I can still hear Ted's voice. Finished with The London Eye Mystery by Siobhan Dowd for over a week now and the protagonist's unique viewpoint stays with me. Ted is a child with Aspergers who attempts to piece through the mystery of his missing cousin Salim as the adults around him fall apart a bit. His brain is a different type of processor than most, and his ability to see past the emotional content of life that often leaves him baffled puts him in the unique position of seeing the material facts of the mystery stripped bare. It is easy to lose track of the fact that Ted is a child as his thoughts are occasionally profound.
That's when I realized that there are two kinds of knowledge: shallow and deep. You can know something in theory but not know it in practice. You can know part of something but not all of it. Knowledge can be like the skin on the surface of the water in a pond, or it can go all the way down into the mud. It can be the tiny tip of the iceberg or the whole hundred percent.
This mystery may not be satisfying for all ages. All is tidily wrapped up at the end but the reader would have been hard pressed to solve this puzzle based upon the evidence presented. It is the process of looking at the evidence that is interesting here, the thought processes behind the conclusions. Interesting that the minds of children sometimes possess greater clarity than those of adults.
For all of you that enjoyed Mark Haddon's The Curious Incident of the Dog in the Night-Time, you will most certainly enjoy this as well. Haddon's protagonist was a gifted mathematician whereas Ted's interest lies in meteorology, but there are more similarities between the two novels than not. Rumor has it that the books were originally scheduled for release at approximately the same time, but then it was decided that The London Eye Mystery's release would be postponed given the stark likenesses.

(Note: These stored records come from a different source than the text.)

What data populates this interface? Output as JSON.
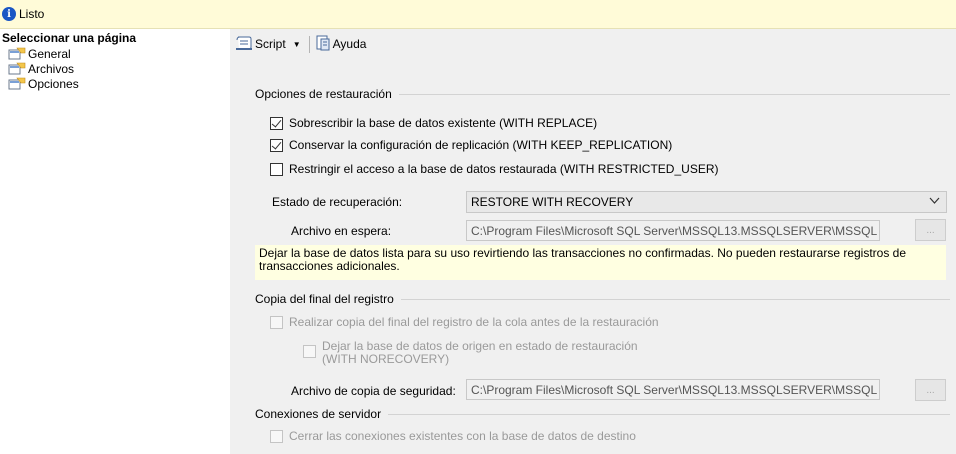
{
  "status": {
    "text": "Listo",
    "icon": "info-icon"
  },
  "sidebar": {
    "title": "Seleccionar una página",
    "items": [
      {
        "label": "General",
        "icon": "page-icon"
      },
      {
        "label": "Archivos",
        "icon": "page-icon"
      },
      {
        "label": "Opciones",
        "icon": "page-icon"
      }
    ]
  },
  "toolbar": {
    "script_label": "Script",
    "help_label": "Ayuda"
  },
  "restore_options": {
    "header": "Opciones de restauración",
    "with_replace": {
      "label": "Sobrescribir la base de datos existente (WITH REPLACE)",
      "checked": true
    },
    "keep_replication": {
      "label": "Conservar la configuración de replicación (WITH KEEP_REPLICATION)",
      "checked": true
    },
    "restricted_user": {
      "label": "Restringir el acceso a la base de datos restaurada (WITH RESTRICTED_USER)",
      "checked": false
    },
    "recovery_state_label": "Estado de recuperación:",
    "recovery_state_value": "RESTORE WITH RECOVERY",
    "standby_file_label": "Archivo en espera:",
    "standby_file_value": "C:\\Program Files\\Microsoft SQL Server\\MSSQL13.MSSQLSERVER\\MSSQL",
    "browse_label": "...",
    "description": "Dejar la base de datos lista para su uso revirtiendo las transacciones no confirmadas. No pueden restaurarse registros de transacciones adicionales."
  },
  "tail_log": {
    "header": "Copia del final del registro",
    "backup_tail": {
      "label": "Realizar copia del final del registro de la cola antes de la restauración",
      "checked": false
    },
    "norecovery_line1": "Dejar la base de datos de origen en estado de restauración",
    "norecovery_line2": "(WITH NORECOVERY)",
    "backup_file_label": "Archivo de copia de seguridad:",
    "backup_file_value": "C:\\Program Files\\Microsoft SQL Server\\MSSQL13.MSSQLSERVER\\MSSQL",
    "browse_label": "..."
  },
  "server_connections": {
    "header": "Conexiones de servidor",
    "close_connections": {
      "label": "Cerrar las conexiones existentes con la base de datos de destino",
      "checked": false
    }
  }
}
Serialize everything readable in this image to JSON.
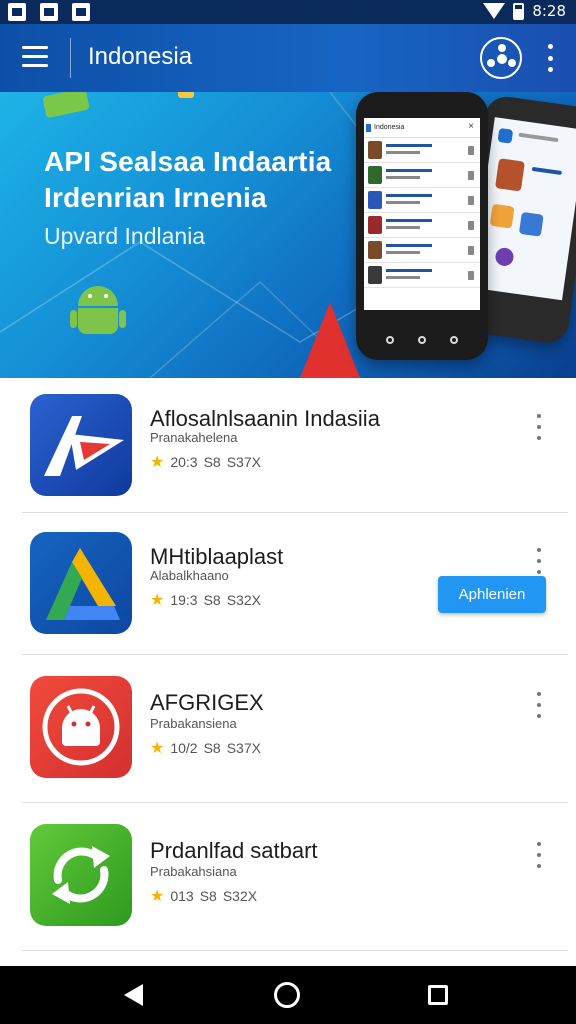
{
  "status_bar": {
    "time": "8:28",
    "icons": [
      "gallery-icon",
      "photo-icon",
      "image-icon",
      "wifi-icon",
      "battery-icon"
    ]
  },
  "app_bar": {
    "title": "Indonesia",
    "icons": [
      "menu-icon",
      "share-icon",
      "more-vert-icon"
    ]
  },
  "banner": {
    "line1": "API Sealsaa Indaartia",
    "line2": "Irdenrian Irnenia",
    "subtitle": "Upvard Indlania",
    "phone_header": "Indonesia",
    "colors": {
      "gradient_start": "#1db3e6",
      "gradient_end": "#0a3f8e",
      "accent": "#e0312f"
    }
  },
  "apps": [
    {
      "name": "Aflosalnlsaanin Indasiia",
      "developer": "Pranakahelena",
      "rating": "20:3",
      "size_a": "S8",
      "size_b": "S37X",
      "icon": "app-logo-red-a-icon",
      "icon_colors": [
        "#2b5fc9",
        "#0f3a9c"
      ]
    },
    {
      "name": "MHtiblaaplast",
      "developer": "Alabalkhaano",
      "rating": "19:3",
      "size_a": "S8",
      "size_b": "S32X",
      "icon": "app-logo-triangle-icon",
      "install_label": "Aphlenien",
      "icon_colors": [
        "#1565c0",
        "#0d47a1"
      ]
    },
    {
      "name": "AFGRIGEX",
      "developer": "Prabakansiena",
      "rating": "10/2",
      "size_a": "S8",
      "size_b": "S37X",
      "icon": "app-logo-android-red-icon",
      "icon_colors": [
        "#f0473a",
        "#d32f2f"
      ]
    },
    {
      "name": "Prdanlfad satbart",
      "developer": "Prabakahsiana",
      "rating": "013",
      "size_a": "S8",
      "size_b": "S32X",
      "icon": "app-logo-sync-green-icon",
      "icon_colors": [
        "#5bc236",
        "#2e9a1f"
      ]
    }
  ],
  "nav_bar": {
    "icons": [
      "back-icon",
      "home-icon",
      "recents-icon"
    ]
  }
}
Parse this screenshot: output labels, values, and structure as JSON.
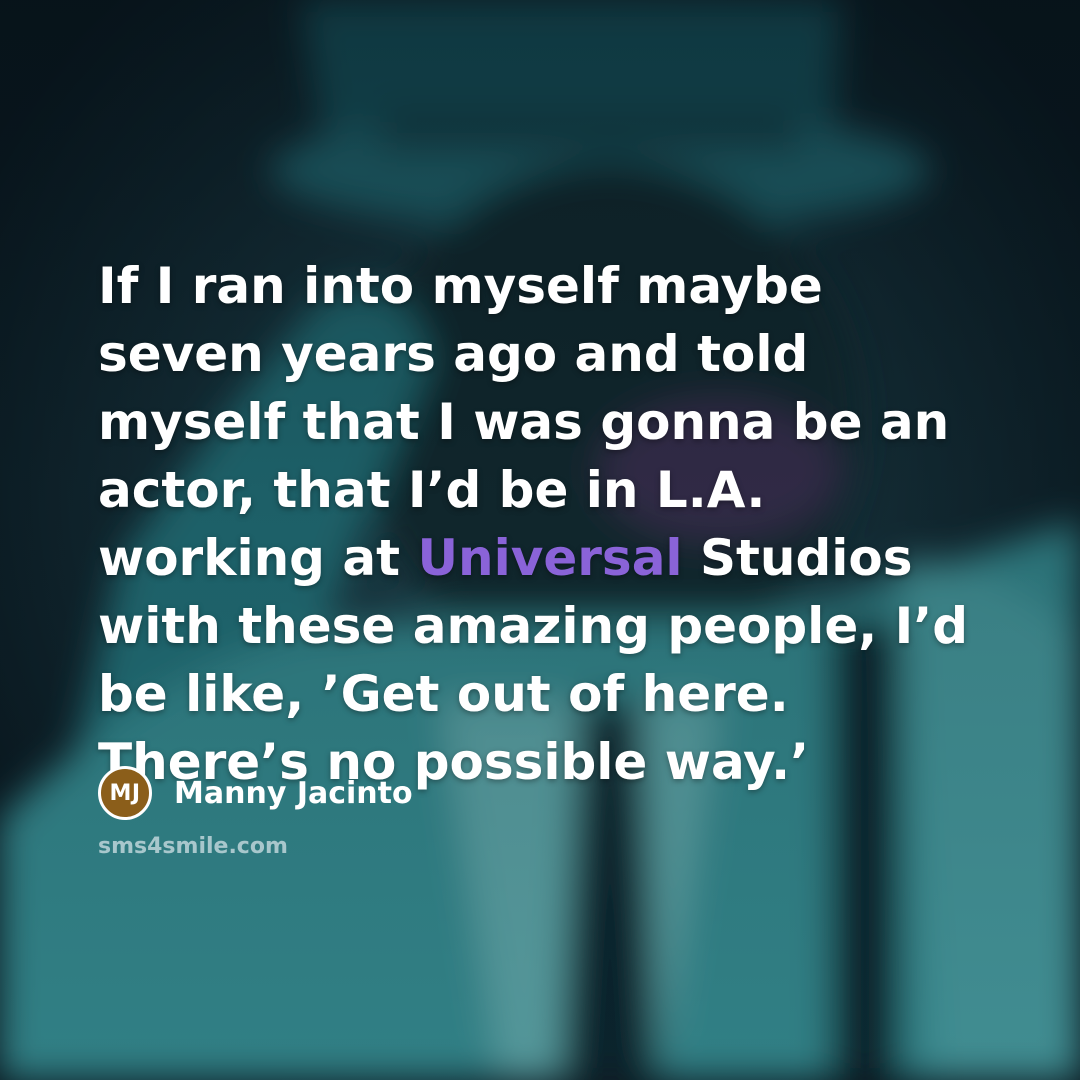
{
  "quote": {
    "before_highlight": "If I ran into myself maybe seven years ago and told myself that I was gonna be an actor, that I’d be in L.A. working at ",
    "highlight": "Universal",
    "after_highlight": " Studios with these amazing people, I’d be like, ’Get out of here. There’s no possible way.’"
  },
  "author": {
    "initials": "MJ",
    "name": "Manny Jacinto"
  },
  "site": "sms4smile.com",
  "colors": {
    "highlight": "#8a63d8",
    "avatar_bg": "#8b5e1a",
    "text": "#ffffff"
  }
}
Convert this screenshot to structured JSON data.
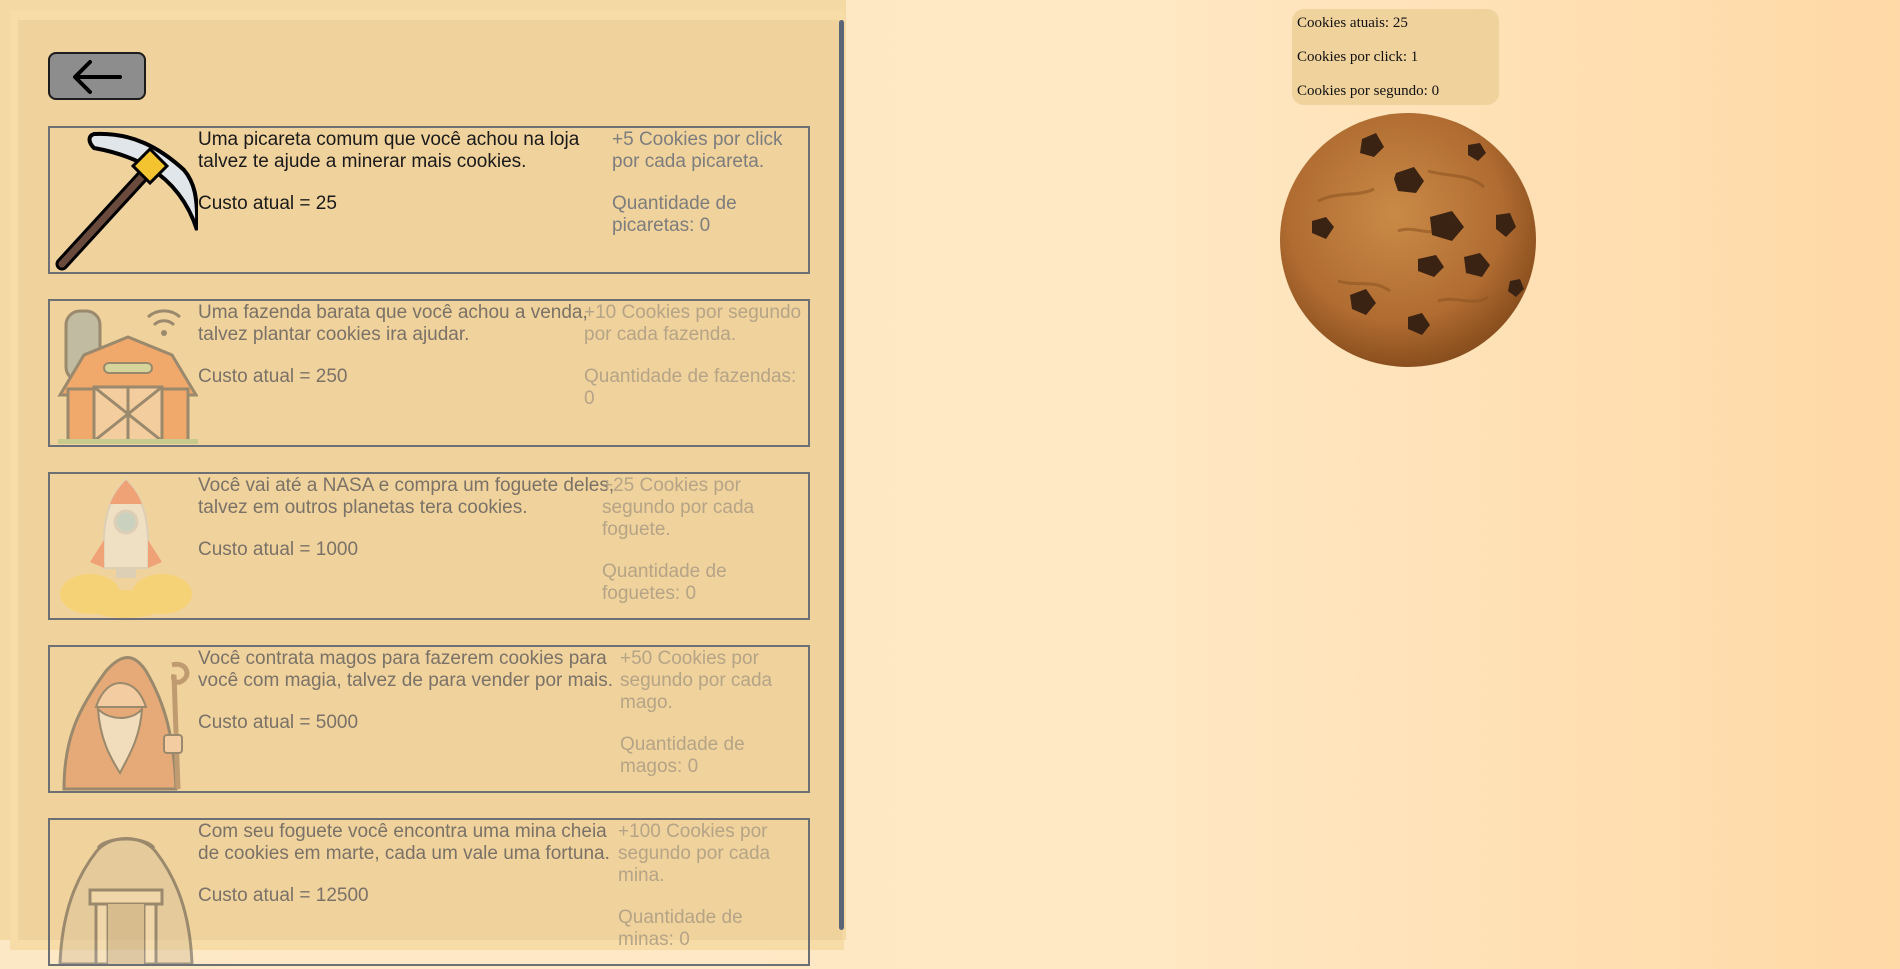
{
  "stats": {
    "current_label": "Cookies atuais: 25",
    "per_click_label": "Cookies por click: 1",
    "per_second_label": "Cookies por segundo: 0"
  },
  "shop": {
    "back_icon": "arrow-left-icon",
    "items": [
      {
        "icon": "pickaxe-icon",
        "description": "Uma picareta comum que você achou na loja talvez te ajude a minerar mais cookies.",
        "cost": "Custo atual = 25",
        "bonus": "+5 Cookies por click por cada picareta.",
        "quantity": "Quantidade de picaretas: 0",
        "affordable": true
      },
      {
        "icon": "farm-icon",
        "description": "Uma fazenda barata que você achou a venda, talvez plantar cookies ira ajudar.",
        "cost": "Custo atual = 250",
        "bonus": "+10 Cookies por segundo por cada fazenda.",
        "quantity": "Quantidade de fazendas: 0",
        "affordable": false
      },
      {
        "icon": "rocket-icon",
        "description": "Você vai até a NASA e compra um foguete deles, talvez em outros planetas tera cookies.",
        "cost": "Custo atual = 1000",
        "bonus": "+25 Cookies por segundo por cada foguete.",
        "quantity": "Quantidade de foguetes: 0",
        "affordable": false
      },
      {
        "icon": "wizard-icon",
        "description": "Você contrata magos para fazerem cookies para você com magia, talvez de para vender por mais.",
        "cost": "Custo atual = 5000",
        "bonus": "+50 Cookies por segundo por cada mago.",
        "quantity": "Quantidade de magos: 0",
        "affordable": false
      },
      {
        "icon": "mine-icon",
        "description": "Com seu foguete você encontra uma mina cheia de cookies em marte, cada um vale uma fortuna.",
        "cost": "Custo atual = 12500",
        "bonus": "+100 Cookies por segundo por cada mina.",
        "quantity": "Quantidade de minas: 0",
        "affordable": false
      }
    ]
  },
  "cookie": {
    "icon": "cookie-icon"
  },
  "colors": {
    "panel": "#f0d29d",
    "background": "#ffe8c4",
    "border": "#6c6f73",
    "button": "#8d8d8d"
  }
}
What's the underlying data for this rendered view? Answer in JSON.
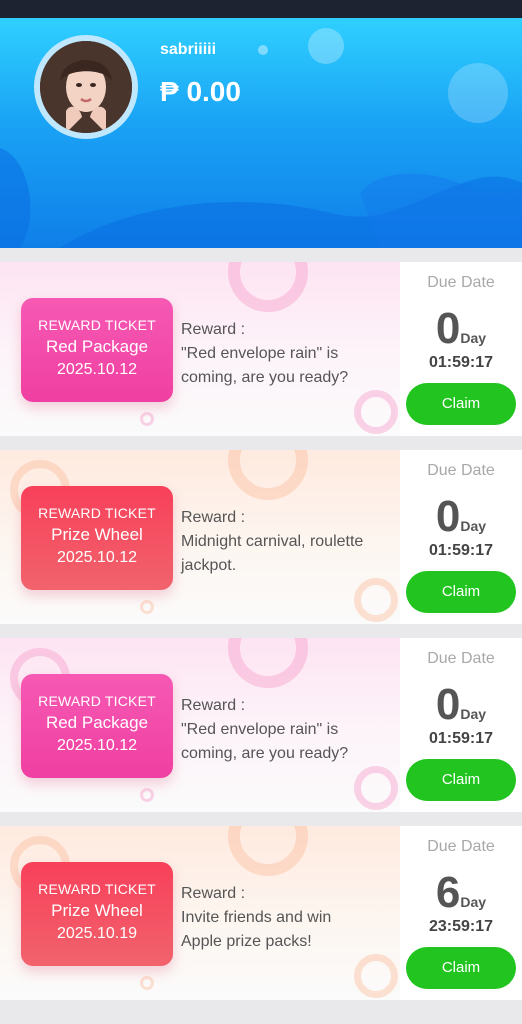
{
  "profile": {
    "username": "sabriiiii",
    "balance": "₱ 0.00"
  },
  "tickets": [
    {
      "type": "REWARD TICKET",
      "name": "Red Package",
      "date": "2025.10.12",
      "reward_label": "Reward :",
      "reward_text": "\"Red envelope rain\" is coming, are you ready?",
      "due_label": "Due Date",
      "days": "0",
      "days_unit": "Day",
      "time": "01:59:17",
      "claim_label": "Claim"
    },
    {
      "type": "REWARD TICKET",
      "name": "Prize Wheel",
      "date": "2025.10.12",
      "reward_label": "Reward :",
      "reward_text": "Midnight carnival, roulette jackpot.",
      "due_label": "Due Date",
      "days": "0",
      "days_unit": "Day",
      "time": "01:59:17",
      "claim_label": "Claim"
    },
    {
      "type": "REWARD TICKET",
      "name": "Red Package",
      "date": "2025.10.12",
      "reward_label": "Reward :",
      "reward_text": "\"Red envelope rain\" is coming, are you ready?",
      "due_label": "Due Date",
      "days": "0",
      "days_unit": "Day",
      "time": "01:59:17",
      "claim_label": "Claim"
    },
    {
      "type": "REWARD TICKET",
      "name": "Prize Wheel",
      "date": "2025.10.19",
      "reward_label": "Reward :",
      "reward_text": "Invite friends and win Apple prize packs!",
      "due_label": "Due Date",
      "days": "6",
      "days_unit": "Day",
      "time": "23:59:17",
      "claim_label": "Claim"
    }
  ],
  "colors": {
    "header": "#1aa3f5",
    "claim": "#22c51f",
    "pink_ticket": "#f03fa2",
    "red_ticket": "#f8405a"
  }
}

Fast and interesting read for everyone, adult or child, that explores both the life of a particular mind and some telling and insightfully presented family interactions as well.